Michael McDowell has been keeping his powder dry all afternoon the Dail, despite some heavy taunting from the opposition benches. He was never going to treat this crisis quietly, but whilst passing the Taoiseach’s action as ill-advised, he doesn’t entirely pull his punches. But the it is the last line that will have many inside and outside the state shivering in thoughts of what might now be contained in his planned Privacy Bill, which has received heavy criticism on both sides of the Irish Sea. Full text of statement by Michael McDowell
Since the publication of information volunteered in confidence by the Taoiseach to the Mahon Tribunal, I and my colleagues have refrained from any substantive public comment. This was to afford the Taoiseach an opportunity to assemble the relevant information, ascertain his legal obligations in relation to the Tribunal, and to account publicly for the facts disclosed insofar as they were true.
Based on what the Taoiseach has stated, it is clear to me that the actions of a group of friends in late 1993 and in 1994, in advancing to him monies to assist him in the discharge of liabilities arising from his separation, were ill-advised. Based on what he has stated, it would also appear that these actions were well-intentioned and were not intended by them to have any improper effect or to compromise the Taoiseach in his then role as Minister for Finance or public representative.
In the light of what the Taoiseach has said about their identity and of pre-existing relationships of personal friendship and trust, and in the light of the scale of the individual payments, it is reasonable to accept that the motive for the payments was benevolent and was not intended to compromise, to be corrupt, or to obtain improper influence or reward
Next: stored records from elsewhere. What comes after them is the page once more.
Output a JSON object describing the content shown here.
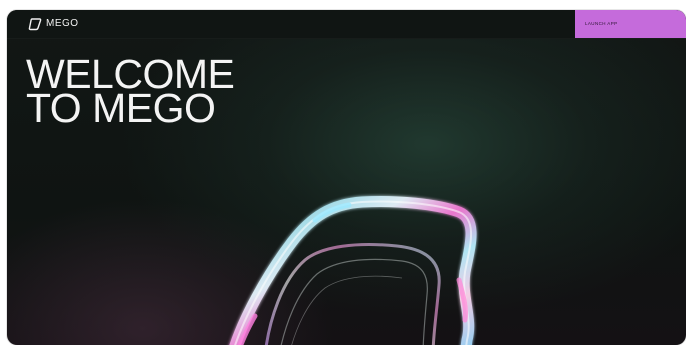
{
  "header": {
    "logo_text": "MEGO",
    "logo_icon": "mego-logo-icon",
    "launch_button_label": "LAUNCH APP"
  },
  "hero": {
    "title_line_1": "WELCOME",
    "title_line_2": "TO MEGO",
    "graphic": "iridescent-ring"
  },
  "colors": {
    "background": "#111614",
    "accent": "#c56bdb",
    "text": "#f4f4f4"
  }
}
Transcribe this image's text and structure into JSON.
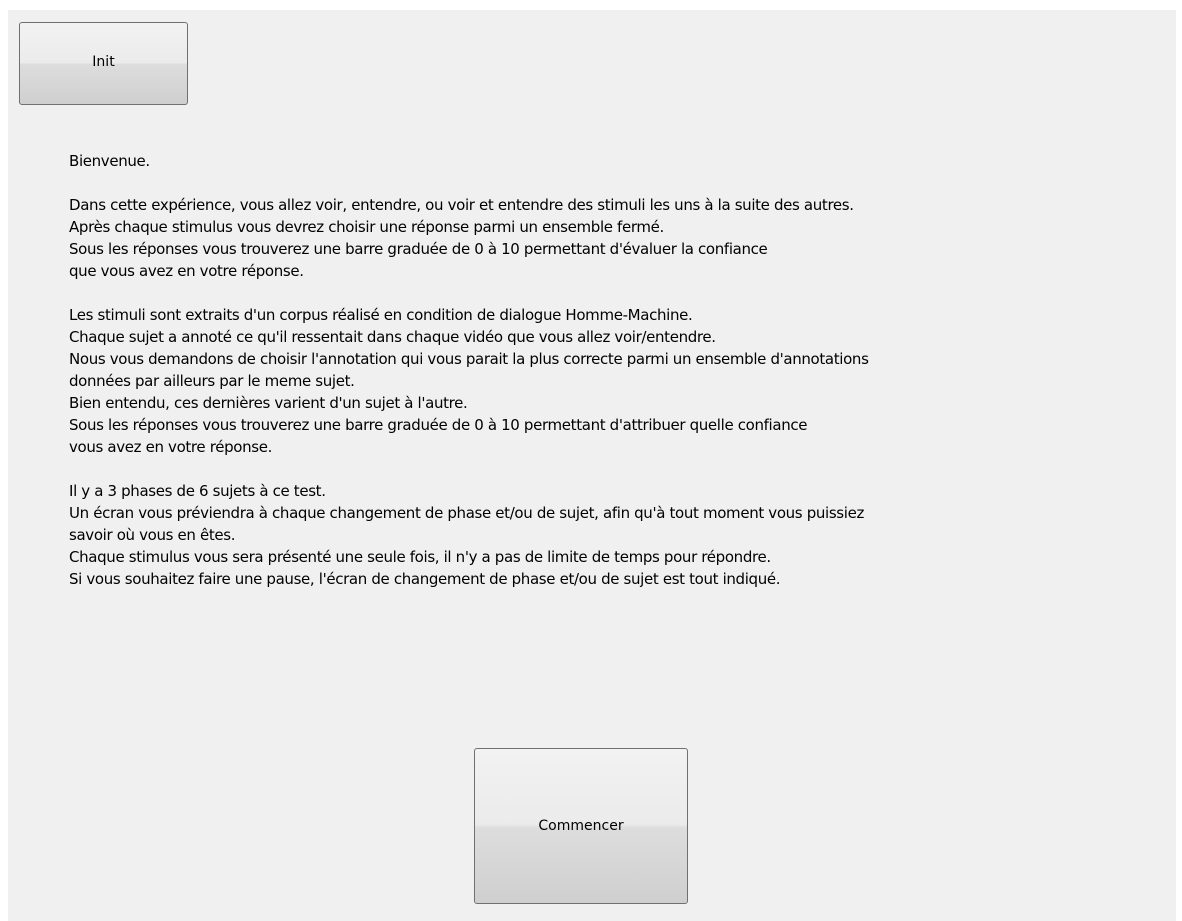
{
  "buttons": {
    "init_label": "Init",
    "start_label": "Commencer"
  },
  "instructions": {
    "paragraphs": [
      {
        "lines": [
          "Bienvenue."
        ]
      },
      {
        "lines": [
          "Dans cette expérience, vous allez voir, entendre, ou voir et entendre des stimuli les uns à la suite des autres.",
          "Après chaque stimulus vous devrez choisir une réponse parmi un ensemble fermé.",
          "Sous les réponses vous trouverez une barre graduée de 0 à 10 permettant d'évaluer la confiance",
          "que vous avez en votre réponse."
        ]
      },
      {
        "lines": [
          "Les stimuli sont extraits d'un corpus réalisé en condition de dialogue Homme-Machine.",
          "Chaque sujet a annoté ce qu'il ressentait dans chaque vidéo que vous allez voir/entendre.",
          "Nous vous demandons de choisir l'annotation qui vous parait la plus correcte parmi un ensemble d'annotations",
          "données par ailleurs par le meme sujet.",
          "Bien entendu, ces dernières varient d'un sujet à l'autre.",
          "Sous les réponses vous trouverez une barre graduée de 0 à 10 permettant d'attribuer quelle confiance",
          "vous avez en votre réponse."
        ]
      },
      {
        "lines": [
          "Il y a 3 phases de 6 sujets à ce test.",
          "Un écran vous préviendra à chaque changement de phase et/ou de sujet, afin qu'à tout moment vous puissiez",
          "savoir où vous en êtes.",
          "Chaque stimulus vous sera présenté une seule fois, il n'y a pas de limite de temps pour répondre.",
          "Si vous souhaitez faire une pause, l'écran de changement de phase et/ou de sujet est tout indiqué."
        ]
      }
    ]
  }
}
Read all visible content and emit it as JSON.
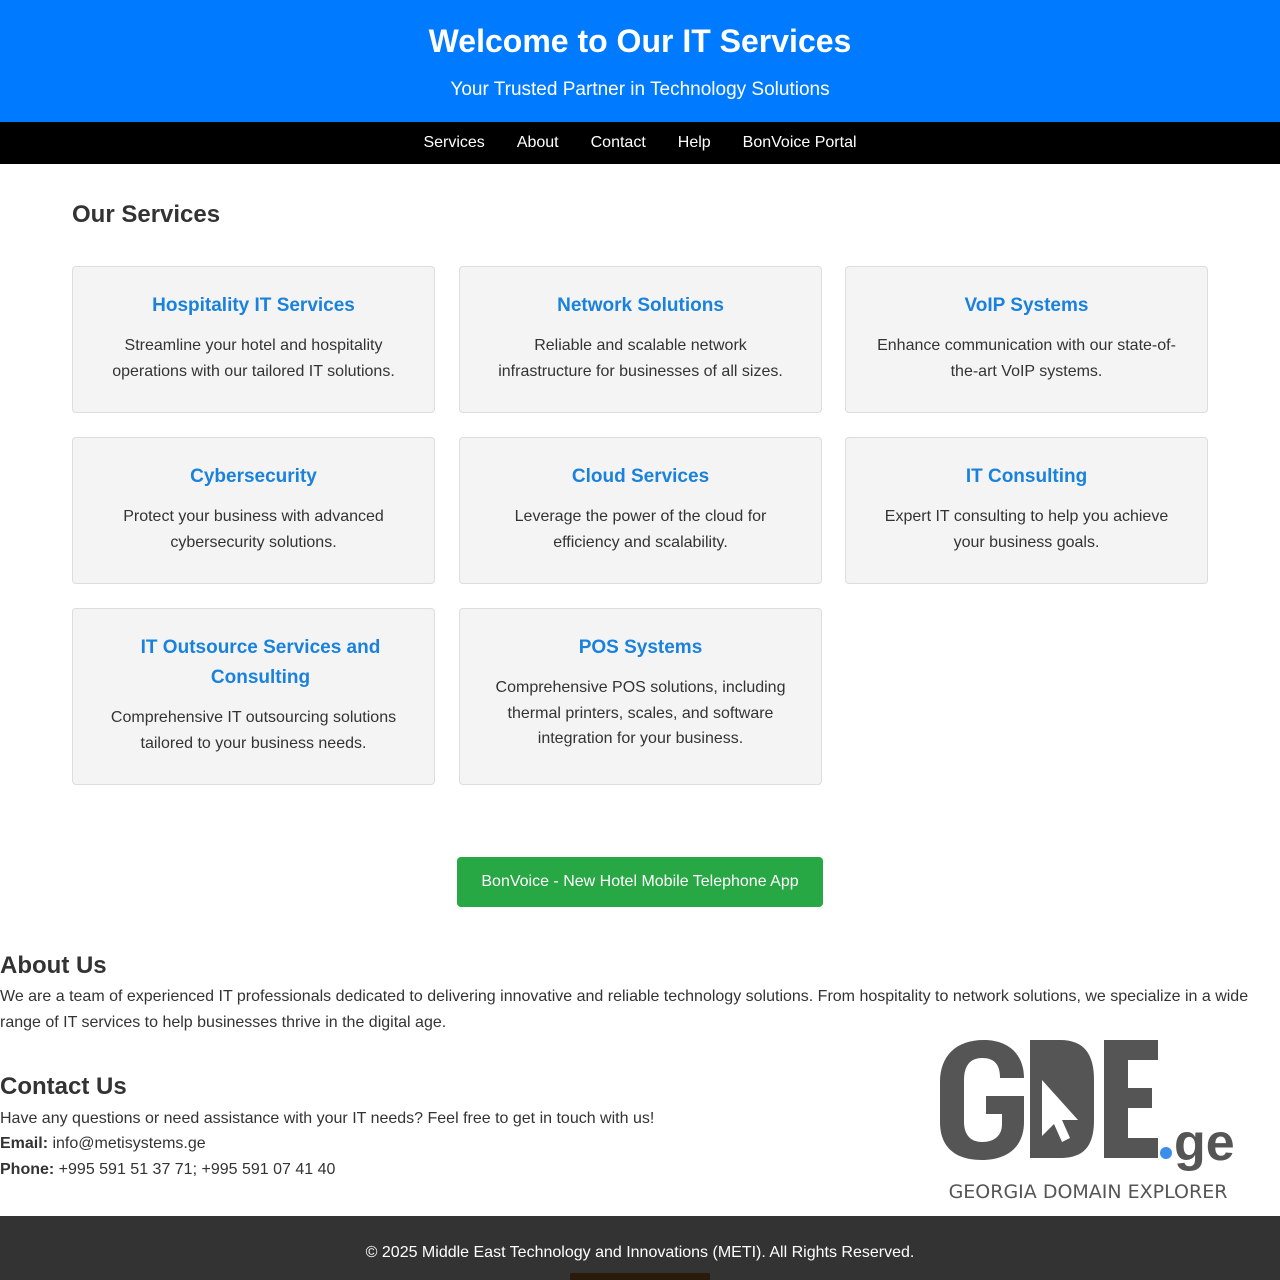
{
  "header": {
    "title": "Welcome to Our IT Services",
    "subtitle": "Your Trusted Partner in Technology Solutions"
  },
  "nav": {
    "items": [
      "Services",
      "About",
      "Contact",
      "Help",
      "BonVoice Portal"
    ]
  },
  "services": {
    "heading": "Our Services",
    "cards": [
      {
        "title": "Hospitality IT Services",
        "desc": "Streamline your hotel and hospitality operations with our tailored IT solutions."
      },
      {
        "title": "Network Solutions",
        "desc": "Reliable and scalable network infrastructure for businesses of all sizes."
      },
      {
        "title": "VoIP Systems",
        "desc": "Enhance communication with our state-of-the-art VoIP systems."
      },
      {
        "title": "Cybersecurity",
        "desc": "Protect your business with advanced cybersecurity solutions."
      },
      {
        "title": "Cloud Services",
        "desc": "Leverage the power of the cloud for efficiency and scalability."
      },
      {
        "title": "IT Consulting",
        "desc": "Expert IT consulting to help you achieve your business goals."
      },
      {
        "title": "IT Outsource Services and Consulting",
        "desc": "Comprehensive IT outsourcing solutions tailored to your business needs."
      },
      {
        "title": "POS Systems",
        "desc": "Comprehensive POS solutions, including thermal printers, scales, and software integration for your business."
      }
    ]
  },
  "cta": {
    "label": "BonVoice - New Hotel Mobile Telephone App",
    "color": "#28a745"
  },
  "about": {
    "heading": "About Us",
    "text": "We are a team of experienced IT professionals dedicated to delivering innovative and reliable technology solutions. From hospitality to network solutions, we specialize in a wide range of IT services to help businesses thrive in the digital age."
  },
  "contact": {
    "heading": "Contact Us",
    "intro": "Have any questions or need assistance with your IT needs? Feel free to get in touch with us!",
    "email_label": "Email:",
    "email": "info@metisystems.ge",
    "phone_label": "Phone:",
    "phone": "+995 591 51 37 71; +995 591 07 41 40"
  },
  "logo": {
    "main": "GDE",
    "tld": ".ge",
    "tagline": "GEORGIA DOMAIN EXPLORER"
  },
  "footer": {
    "text": "© 2025 Middle East Technology and Innovations (METI). All Rights Reserved."
  },
  "colors": {
    "header_bg": "#007bff",
    "nav_bg": "#000000",
    "card_title": "#1a82dc",
    "footer_bg": "#333333"
  }
}
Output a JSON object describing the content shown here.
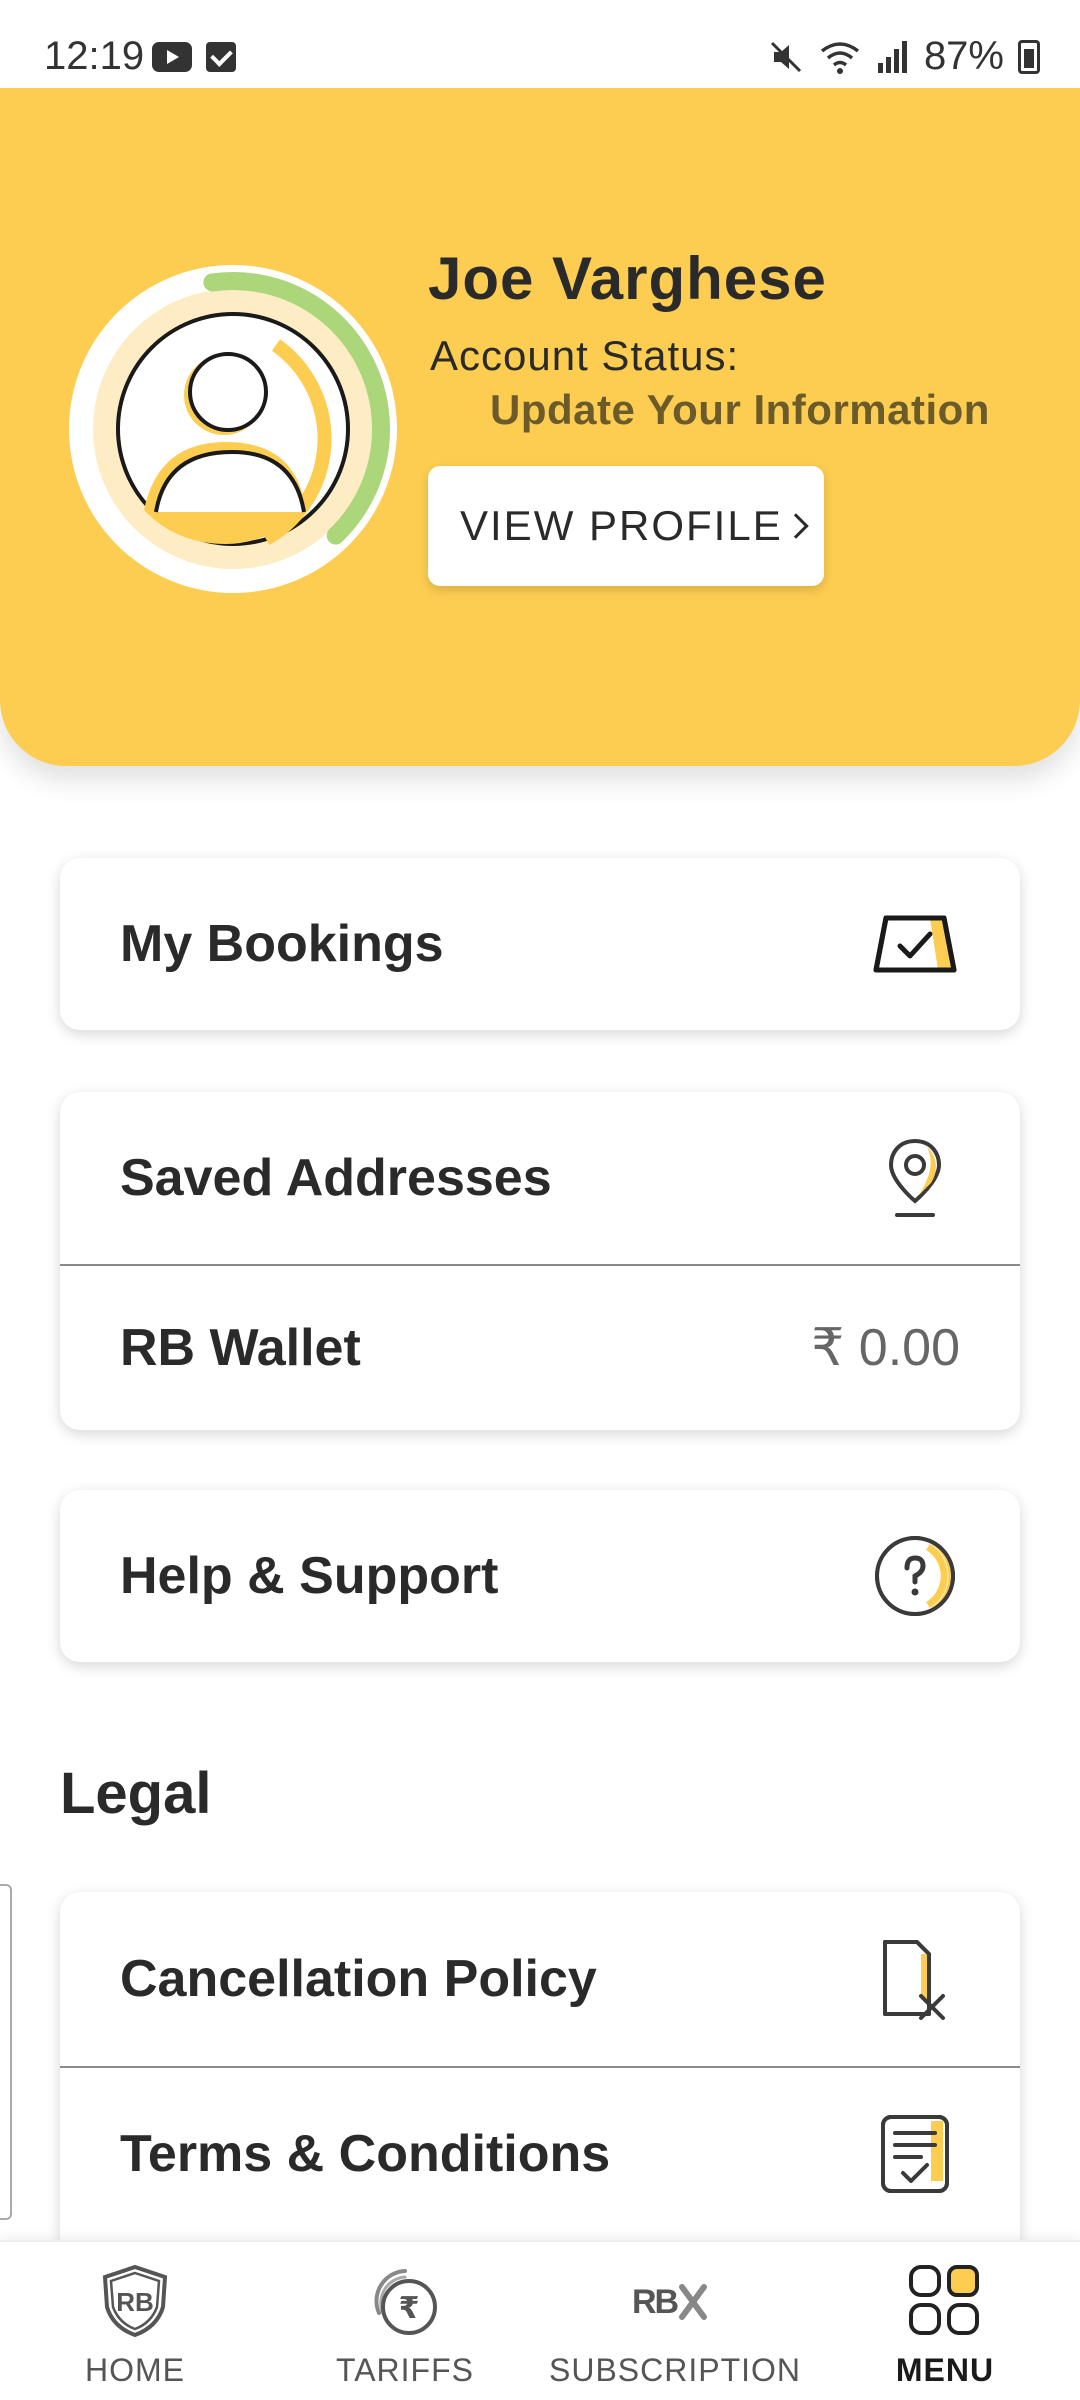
{
  "status_bar": {
    "time": "12:19",
    "battery": "87%"
  },
  "profile": {
    "name": "Joe Varghese",
    "account_status_label": "Account Status:",
    "account_status_value": "Update Your Information",
    "view_profile_label": "VIEW PROFILE",
    "completion_fraction": 0.4
  },
  "menu": {
    "my_bookings": "My Bookings",
    "saved_addresses": "Saved Addresses",
    "rb_wallet": "RB Wallet",
    "rb_wallet_value": "₹ 0.00",
    "help_support": "Help & Support"
  },
  "legal": {
    "title": "Legal",
    "cancellation_policy": "Cancellation Policy",
    "terms_conditions": "Terms & Conditions"
  },
  "bottom_nav": {
    "items": [
      {
        "label": "HOME",
        "icon": "rb-shield-icon"
      },
      {
        "label": "TARIFFS",
        "icon": "rupee-icon"
      },
      {
        "label": "SUBSCRIPTION",
        "icon": "rbx-icon"
      },
      {
        "label": "MENU",
        "icon": "grid-icon"
      }
    ],
    "active": "MENU"
  },
  "colors": {
    "brand_yellow": "#fccd51",
    "progress_green": "#acd67a"
  }
}
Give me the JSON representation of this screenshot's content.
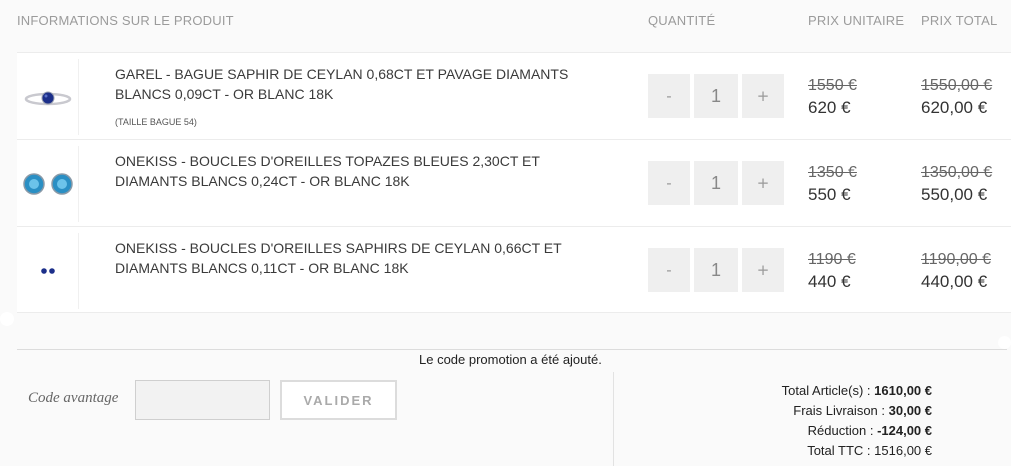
{
  "header": {
    "info": "INFORMATIONS SUR LE PRODUIT",
    "quantity": "QUANTITÉ",
    "unit_price": "PRIX UNITAIRE",
    "total_price": "PRIX TOTAL"
  },
  "items": [
    {
      "name": "GAREL - BAGUE SAPHIR DE CEYLAN 0,68CT ET PAVAGE DIAMANTS BLANCS 0,09CT - OR BLANC 18K",
      "variant": "(TAILLE BAGUE 54)",
      "qty_minus": "-",
      "qty": "1",
      "qty_plus": "+",
      "unit_old": "1550 €",
      "unit_new": "620 €",
      "total_old": "1550,00 €",
      "total_new": "620,00 €",
      "image_icon": "sapphire-ring-icon"
    },
    {
      "name": "ONEKISS - BOUCLES D'OREILLES TOPAZES BLEUES 2,30CT ET DIAMANTS BLANCS 0,24CT - OR BLANC 18K",
      "variant": "",
      "qty_minus": "-",
      "qty": "1",
      "qty_plus": "+",
      "unit_old": "1350 €",
      "unit_new": "550 €",
      "total_old": "1350,00 €",
      "total_new": "550,00 €",
      "image_icon": "topaz-earrings-icon"
    },
    {
      "name": "ONEKISS - BOUCLES D'OREILLES SAPHIRS DE CEYLAN 0,66CT ET DIAMANTS BLANCS 0,11CT - OR BLANC 18K",
      "variant": "",
      "qty_minus": "-",
      "qty": "1",
      "qty_plus": "+",
      "unit_old": "1190 €",
      "unit_new": "440 €",
      "total_old": "1190,00 €",
      "total_new": "440,00 €",
      "image_icon": "sapphire-earrings-icon"
    }
  ],
  "promo": {
    "message": "Le code promotion a été ajouté.",
    "label": "Code avantage",
    "input_value": "",
    "button": "VALIDER"
  },
  "totals": {
    "articles_label": "Total Article(s) :",
    "articles_value": "1610,00 €",
    "shipping_label": "Frais Livraison :",
    "shipping_value": "30,00 €",
    "discount_label": "Réduction :",
    "discount_value": "-124,00 €",
    "ttc_label": "Total TTC :",
    "ttc_value": "1516,00 €"
  },
  "colors": {
    "background": "#fafafa",
    "muted_text": "#9b9b9b",
    "sapphire": "#1c2f8a",
    "topaz": "#2a8fc4"
  }
}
Although at all levels of Irish society there are and will be many cases where friends and acquaintances come together to help a friend in financial and personal difficulty, the fact remains that in the sphere of public affairs, an individual is not as free as others to accept such well-intentioned assistance. It seems to me that the Taoiseach should probably have declined such help even in the very difficult personal circumstances which he faced in 1993. However, I think it fair to say in the light of what the Taoiseach has stated that accepting such help was an honest error of judgment and was neither dishonest nor corrupt.
I have had the privilege of working with the Taoiseach as a fellow public representative, as Attorney General, and as Minister over many years and I have never had any reason to doubt his financial honesty or to suspect that he has abused his public office for self-enrichment. All the evidence points to the contrary. I look forward to continuing to work with him in implementing the Programme for Government, a duty which we both owe to the people of Ireland I believe, with the Taoiseach, that the payments in question should now be fully refunded with interest. If the donors are reluctant to receive them, they can surrender them to charitable causes.
I fully appreciate that it may have been difficult to make the refunds after the Taoiseach’s voluntary confidential disclosure of the payments to the Tribunal lest it might have been interpreted as some form of cover-up. But that issue no longer exists.
Finally, I condemn the unlawful, very carefully timed, ill-motivated betrayal of confidence by someone with access to the papers of the Tribunal. It is a supreme irony that in order to disprove an unfounded series of private allegations of corruption (in this case based in part on clever forgery) the Taoiseach was obliged to lay himself open to other charges of impropriety. The Tribunal, in amassing personal information for its work risks becoming discredited and ineffective if by its processes it cannot prevent such abuses.
The hurt caused by recent events to entirely blameless and innocent people should not be forgotten. Our focus remains on serving the public in accordance with our mandates. By dealing with these issues in a proportionate and clear-minded way, the public interest has been served and has not been compromised. 27th September 2006.
Mick is founding editor of Slugger. He has written papers on the impacts of the Internet on politics and the wider media and is a regular guest and speaking events across Ireland, the UK and Europe. Twitter: @MickFealty
Living History 1968-74
A unique, once-in-a-lifetime 10-week course at Stranmillis University College Belfast featuring live, in-depth interviews with leading figures from this tumultuous era in Northern Ireland’s cultural and political history.
Live interviews with: Bernadette McAliskey, Austin Currie, Brid Rogers, Baroness Blood, Dennis Bradley, Baroness Paisley, Lord Kilclooney, Tim McGarry, Danny Morrison, Sir Kenneth Bloomfield and others…